Convincing parents that their child is better off within the family unit is difficult, especially when they see that they are receiving a good education and are being well cared for by The Umbrella Foundation.
[b]Megan Foo: What do you love most about your work with [url=]The Umbrella Foundation[/url]?[/b]
[b]Aideen Robbins:[/b] The Umbrella Foundation really is a very special organization. The children in their care are now healthy, happy and well-adjusted. They have been given a new lease of life. For the first time in their lives they can now begin to dream of a better future for themselves and their families. It is run like one big family.
Visiting reintegrated children back with their families and seeing how they interact with them is great. Sitting around an open fire for dinner in a village home with the family of one of the Umbrella children is an experience like no other I have had before.
[b]Megan Foo: On a personal level, what does education mean to you?[/b]
[b]Aideen Robbins:[/b] I feel very passionate about the fact that children no matter what their background have a right to an education and a decent start in life. School should be a place that all children look forward to going each day. It should be a safe and comfortable learning environment for them. With the help of organisations like Umbrella Foundation local village schools in Nepal are slowly seeing many improvements but they have a long way to go yet. As you can imagine teachers in Nepal do not receive high salaries or training. They are required to teach large size classes in schools that are very poorly equipped. Teacher and student absence from school can be a problem. The schools lack resources and the classrooms are poorly equipped.

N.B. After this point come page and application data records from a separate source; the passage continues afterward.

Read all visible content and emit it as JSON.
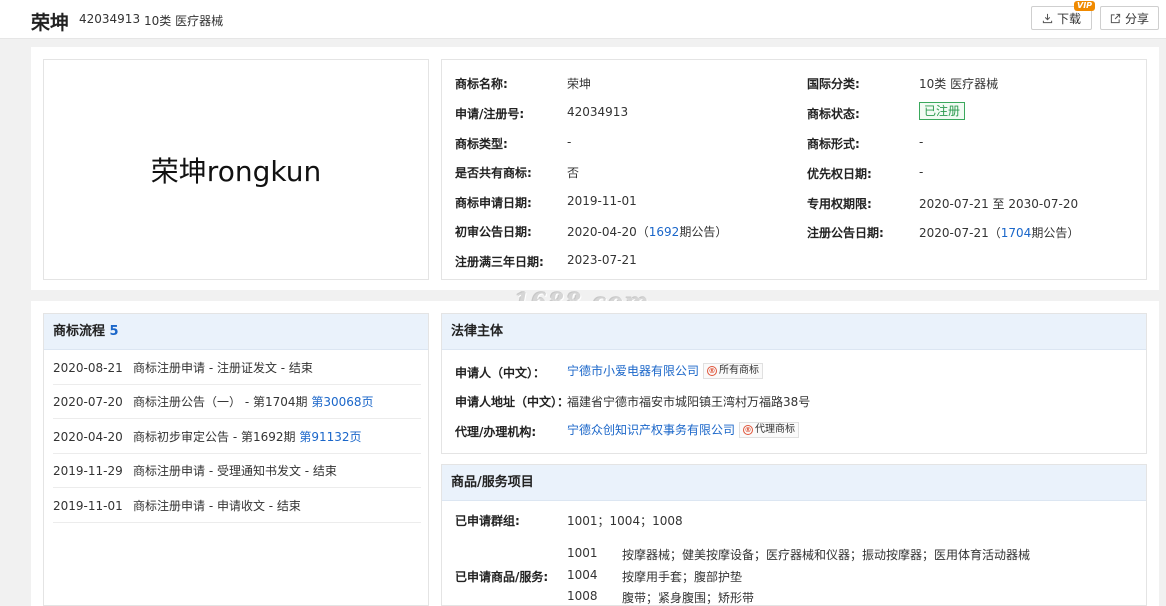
{
  "header": {
    "title": "荣坤",
    "reg_no": "42034913",
    "class": "10类 医疗器械",
    "download_label": "下载",
    "vip_badge": "VIP",
    "share_label": "分享"
  },
  "logo": {
    "text": "荣坤rongkun"
  },
  "info": {
    "name_label": "商标名称:",
    "name_value": "荣坤",
    "intl_class_label": "国际分类:",
    "intl_class_value": "10类 医疗器械",
    "reg_no_label": "申请/注册号:",
    "reg_no_value": "42034913",
    "status_label": "商标状态:",
    "status_value": "已注册",
    "type_label": "商标类型:",
    "type_value": "-",
    "form_label": "商标形式:",
    "form_value": "-",
    "shared_label": "是否共有商标:",
    "shared_value": "否",
    "priority_label": "优先权日期:",
    "priority_value": "-",
    "apply_date_label": "商标申请日期:",
    "apply_date_value": "2019-11-01",
    "exclusive_label": "专用权期限:",
    "exclusive_value": "2020-07-21 至 2030-07-20",
    "prelim_label": "初审公告日期:",
    "prelim_date": "2020-04-20",
    "prelim_open": "（",
    "prelim_issue": "1692",
    "prelim_suffix": "期公告）",
    "reg_pub_label": "注册公告日期:",
    "reg_pub_date": "2020-07-21",
    "reg_pub_open": "（",
    "reg_pub_issue": "1704",
    "reg_pub_suffix": "期公告）",
    "three_year_label": "注册满三年日期:",
    "three_year_value": "2023-07-21"
  },
  "watermark": "1688.com",
  "flow": {
    "title": "商标流程",
    "count": "5",
    "items": [
      {
        "date": "2020-08-21",
        "desc": "商标注册申请 - 注册证发文 - 结束",
        "link": ""
      },
      {
        "date": "2020-07-20",
        "desc": "商标注册公告（一） - 第1704期 ",
        "link": "第30068页"
      },
      {
        "date": "2020-04-20",
        "desc": "商标初步审定公告 - 第1692期 ",
        "link": "第91132页"
      },
      {
        "date": "2019-11-29",
        "desc": "商标注册申请 - 受理通知书发文 - 结束",
        "link": ""
      },
      {
        "date": "2019-11-01",
        "desc": "商标注册申请 - 申请收文 - 结束",
        "link": ""
      }
    ]
  },
  "legal": {
    "title": "法律主体",
    "applicant_label": "申请人（中文）：",
    "applicant_value": "宁德市小爱电器有限公司",
    "applicant_tag": "所有商标",
    "address_label": "申请人地址（中文）：",
    "address_value": "福建省宁德市福安市城阳镇王湾村万福路38号",
    "agent_label": "代理/办理机构:",
    "agent_value": "宁德众创知识产权事务有限公司",
    "agent_tag": "代理商标"
  },
  "goods": {
    "title": "商品/服务项目",
    "groups_label": "已申请群组:",
    "groups_value": "1001；1004；1008",
    "items_label": "已申请商品/服务:",
    "items": [
      {
        "code": "1001",
        "desc": "按摩器械；健美按摩设备；医疗器械和仪器；振动按摩器；医用体育活动器械"
      },
      {
        "code": "1004",
        "desc": "按摩用手套；腹部护垫"
      },
      {
        "code": "1008",
        "desc": "腹带；紧身腹围；矫形带"
      }
    ]
  },
  "colors": {
    "link": "#1a66c9",
    "status_green": "#2b9a4e",
    "head_bg": "#eaf2fb",
    "vip": "#f08a00"
  }
}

[b]Megan Foo: Five years from now, where do you envision [url=]The Umbrella Foundation[/url]?[/b]
[b]Aideen Robbins:[/b] The Umbrella Foundation has done a fantastic job at reintegrating so many children in Nepal. They are now showing huge commitment to ensuring the children who have been reintegrated are received the best possible education and support possible. I envision that their involvement with local government schools will continue to grow. They will continue to support schools by providing teacher training, better toilet facilities, libraries and making improvements to classrooms. This hopefully will also give parents more confidence in the fact that their children will receive a better education in their home village rather than sending them away from their villages to study Kathmandu.
[b]Megan Foo: What advice would you give to prospective teachers?[/b]
[b]Aideen Robbins:[/b] Expect the unexpected. Be ready for an adventure that for me included many things from being asked to take part in a Bollywood movie to sleeping on a wooden floor in a one room house with a family of five. At times volunteering in local schools and with local teachers in Nepal is frustrating when you are used to the facilities provided in schools in more developed countries. I currently work in an International school in Kazakhstan where a problem is when the coffee machine doesn’t work, where as in a school like Gatlang a problem was trying to figure out how to fit sixty children in a classroom smaller in size than my current classwork where I teach a maximum of twenty children.

Must be logged in to comment.